*WHAT THE EXERCISE ASKS:* In the entries below, find each line with the word "true" and pull it out.

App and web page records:
◆ ◆ ◆ ◆ ◆

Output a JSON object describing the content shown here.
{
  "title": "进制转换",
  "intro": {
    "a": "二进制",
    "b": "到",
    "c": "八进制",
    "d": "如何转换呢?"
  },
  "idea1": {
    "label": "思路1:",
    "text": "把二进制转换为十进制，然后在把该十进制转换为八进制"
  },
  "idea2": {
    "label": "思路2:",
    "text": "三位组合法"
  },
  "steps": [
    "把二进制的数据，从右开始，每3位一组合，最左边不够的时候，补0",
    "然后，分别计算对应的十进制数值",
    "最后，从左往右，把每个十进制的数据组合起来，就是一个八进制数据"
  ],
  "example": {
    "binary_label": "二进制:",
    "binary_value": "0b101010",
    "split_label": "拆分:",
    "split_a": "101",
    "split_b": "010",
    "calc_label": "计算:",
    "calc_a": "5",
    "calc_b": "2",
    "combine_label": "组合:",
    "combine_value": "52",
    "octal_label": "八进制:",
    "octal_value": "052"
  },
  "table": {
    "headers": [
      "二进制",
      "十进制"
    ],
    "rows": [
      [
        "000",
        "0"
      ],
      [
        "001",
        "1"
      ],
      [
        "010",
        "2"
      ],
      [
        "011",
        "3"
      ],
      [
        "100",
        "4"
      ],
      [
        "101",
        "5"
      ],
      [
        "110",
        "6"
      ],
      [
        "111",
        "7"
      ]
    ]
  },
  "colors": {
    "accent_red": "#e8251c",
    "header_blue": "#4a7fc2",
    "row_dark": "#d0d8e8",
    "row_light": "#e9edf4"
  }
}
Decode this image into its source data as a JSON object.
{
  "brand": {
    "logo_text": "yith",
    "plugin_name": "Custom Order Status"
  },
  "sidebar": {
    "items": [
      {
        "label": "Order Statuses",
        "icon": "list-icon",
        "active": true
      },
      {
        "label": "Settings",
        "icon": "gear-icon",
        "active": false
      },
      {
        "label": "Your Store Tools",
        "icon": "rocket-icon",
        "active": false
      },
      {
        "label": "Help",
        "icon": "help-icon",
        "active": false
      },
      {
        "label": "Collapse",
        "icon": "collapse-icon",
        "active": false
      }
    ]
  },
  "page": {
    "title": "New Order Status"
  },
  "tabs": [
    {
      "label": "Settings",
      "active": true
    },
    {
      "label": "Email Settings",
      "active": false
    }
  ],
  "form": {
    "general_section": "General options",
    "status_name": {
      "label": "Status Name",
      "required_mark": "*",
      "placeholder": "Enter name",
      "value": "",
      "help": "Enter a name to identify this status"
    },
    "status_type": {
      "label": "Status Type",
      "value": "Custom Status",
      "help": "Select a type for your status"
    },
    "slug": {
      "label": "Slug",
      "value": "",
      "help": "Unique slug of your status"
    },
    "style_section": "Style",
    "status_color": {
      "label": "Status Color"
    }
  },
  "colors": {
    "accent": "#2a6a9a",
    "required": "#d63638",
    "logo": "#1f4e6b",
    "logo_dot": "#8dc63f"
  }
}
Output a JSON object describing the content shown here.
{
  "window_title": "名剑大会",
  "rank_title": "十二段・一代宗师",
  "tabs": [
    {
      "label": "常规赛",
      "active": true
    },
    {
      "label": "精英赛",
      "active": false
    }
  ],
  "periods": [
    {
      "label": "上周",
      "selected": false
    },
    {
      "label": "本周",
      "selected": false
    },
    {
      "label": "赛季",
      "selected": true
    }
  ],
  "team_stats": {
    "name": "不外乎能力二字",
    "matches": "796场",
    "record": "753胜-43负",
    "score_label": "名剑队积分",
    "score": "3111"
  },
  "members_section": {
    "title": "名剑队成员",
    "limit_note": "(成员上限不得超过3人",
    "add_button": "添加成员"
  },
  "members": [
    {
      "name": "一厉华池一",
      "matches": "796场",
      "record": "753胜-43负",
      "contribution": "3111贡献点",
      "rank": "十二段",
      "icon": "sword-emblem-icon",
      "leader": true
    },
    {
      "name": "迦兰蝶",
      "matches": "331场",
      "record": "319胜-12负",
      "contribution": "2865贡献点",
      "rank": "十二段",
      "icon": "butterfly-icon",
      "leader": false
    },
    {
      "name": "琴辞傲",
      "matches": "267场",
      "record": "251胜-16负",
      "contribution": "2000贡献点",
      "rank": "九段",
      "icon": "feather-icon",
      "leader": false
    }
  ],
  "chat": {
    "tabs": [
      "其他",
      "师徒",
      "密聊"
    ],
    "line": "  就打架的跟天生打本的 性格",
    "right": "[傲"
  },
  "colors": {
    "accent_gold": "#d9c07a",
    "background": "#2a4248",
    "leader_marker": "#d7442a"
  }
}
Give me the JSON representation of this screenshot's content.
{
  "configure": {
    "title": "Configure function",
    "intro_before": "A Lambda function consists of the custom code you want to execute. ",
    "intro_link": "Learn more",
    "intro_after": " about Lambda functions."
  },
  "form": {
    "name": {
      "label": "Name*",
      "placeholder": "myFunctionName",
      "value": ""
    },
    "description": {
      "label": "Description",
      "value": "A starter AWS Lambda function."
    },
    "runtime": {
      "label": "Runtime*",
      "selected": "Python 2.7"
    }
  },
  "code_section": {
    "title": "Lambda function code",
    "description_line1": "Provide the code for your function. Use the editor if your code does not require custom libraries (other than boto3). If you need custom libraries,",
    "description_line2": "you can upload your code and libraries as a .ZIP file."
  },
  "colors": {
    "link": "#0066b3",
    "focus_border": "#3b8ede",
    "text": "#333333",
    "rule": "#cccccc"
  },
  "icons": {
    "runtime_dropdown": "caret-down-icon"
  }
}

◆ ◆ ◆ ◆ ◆

*REPLY:*
        "active": true
      "active": true
      "active": true
      "selected": true
      "leader": true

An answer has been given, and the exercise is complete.